<<<<

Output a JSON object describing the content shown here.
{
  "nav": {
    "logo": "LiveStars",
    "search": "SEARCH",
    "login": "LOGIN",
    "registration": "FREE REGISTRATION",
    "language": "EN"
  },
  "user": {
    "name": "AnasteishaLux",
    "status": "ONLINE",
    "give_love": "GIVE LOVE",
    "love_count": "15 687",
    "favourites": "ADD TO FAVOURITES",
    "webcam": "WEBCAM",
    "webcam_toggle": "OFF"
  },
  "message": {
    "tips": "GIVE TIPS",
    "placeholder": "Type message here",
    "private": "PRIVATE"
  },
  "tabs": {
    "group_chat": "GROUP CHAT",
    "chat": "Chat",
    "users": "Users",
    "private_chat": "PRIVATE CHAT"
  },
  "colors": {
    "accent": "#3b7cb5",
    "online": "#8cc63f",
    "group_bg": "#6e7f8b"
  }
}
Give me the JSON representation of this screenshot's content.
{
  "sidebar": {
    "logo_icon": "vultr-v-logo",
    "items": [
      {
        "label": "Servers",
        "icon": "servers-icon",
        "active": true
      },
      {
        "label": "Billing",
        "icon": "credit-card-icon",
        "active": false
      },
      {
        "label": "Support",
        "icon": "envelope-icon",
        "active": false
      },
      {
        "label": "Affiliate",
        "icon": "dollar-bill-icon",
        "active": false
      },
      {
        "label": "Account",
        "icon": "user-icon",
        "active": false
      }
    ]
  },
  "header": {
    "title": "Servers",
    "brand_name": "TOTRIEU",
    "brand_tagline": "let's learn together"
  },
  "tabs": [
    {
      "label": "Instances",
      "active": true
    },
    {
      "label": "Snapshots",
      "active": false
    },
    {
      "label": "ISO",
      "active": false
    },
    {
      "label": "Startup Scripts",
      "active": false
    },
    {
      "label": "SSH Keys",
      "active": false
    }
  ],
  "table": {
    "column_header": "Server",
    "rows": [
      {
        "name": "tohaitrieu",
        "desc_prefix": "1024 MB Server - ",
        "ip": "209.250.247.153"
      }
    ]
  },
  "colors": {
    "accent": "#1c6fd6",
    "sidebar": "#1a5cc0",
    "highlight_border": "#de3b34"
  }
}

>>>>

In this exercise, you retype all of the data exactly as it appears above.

Output a JSON object describing the content shown here.
{
  "nav": {
    "logo": "LiveStars",
    "search": "SEARCH",
    "login": "LOGIN",
    "registration": "FREE REGISTRATION",
    "language": "EN"
  },
  "user": {
    "name": "AnasteishaLux",
    "status": "ONLINE",
    "give_love": "GIVE LOVE",
    "love_count": "15 687",
    "favourites": "ADD TO FAVOURITES",
    "webcam": "WEBCAM",
    "webcam_toggle": "OFF"
  },
  "message": {
    "tips": "GIVE TIPS",
    "placeholder": "Type message here",
    "private": "PRIVATE"
  },
  "tabs": {
    "group_chat": "GROUP CHAT",
    "chat": "Chat",
    "users": "Users",
    "private_chat": "PRIVATE CHAT"
  },
  "colors": {
    "accent": "#3b7cb5",
    "online": "#8cc63f",
    "group_bg": "#6e7f8b"
  }
}
Give me the JSON representation of this screenshot's content.
{
  "sidebar": {
    "logo_icon": "vultr-v-logo",
    "items": [
      {
        "label": "Servers",
        "icon": "servers-icon",
        "active": true
      },
      {
        "label": "Billing",
        "icon": "credit-card-icon",
        "active": false
      },
      {
        "label": "Support",
        "icon": "envelope-icon",
        "active": false
      },
      {
        "label": "Affiliate",
        "icon": "dollar-bill-icon",
        "active": false
      },
      {
        "label": "Account",
        "icon": "user-icon",
        "active": false
      }
    ]
  },
  "header": {
    "title": "Servers",
    "brand_name": "TOTRIEU",
    "brand_tagline": "let's learn together"
  },
  "tabs": [
    {
      "label": "Instances",
      "active": true
    },
    {
      "label": "Snapshots",
      "active": false
    },
    {
      "label": "ISO",
      "active": false
    },
    {
      "label": "Startup Scripts",
      "active": false
    },
    {
      "label": "SSH Keys",
      "active": false
    }
  ],
  "table": {
    "column_header": "Server",
    "rows": [
      {
        "name": "tohaitrieu",
        "desc_prefix": "1024 MB Server - ",
        "ip": "209.250.247.153"
      }
    ]
  },
  "colors": {
    "accent": "#1c6fd6",
    "sidebar": "#1a5cc0",
    "highlight_border": "#de3b34"
  }
}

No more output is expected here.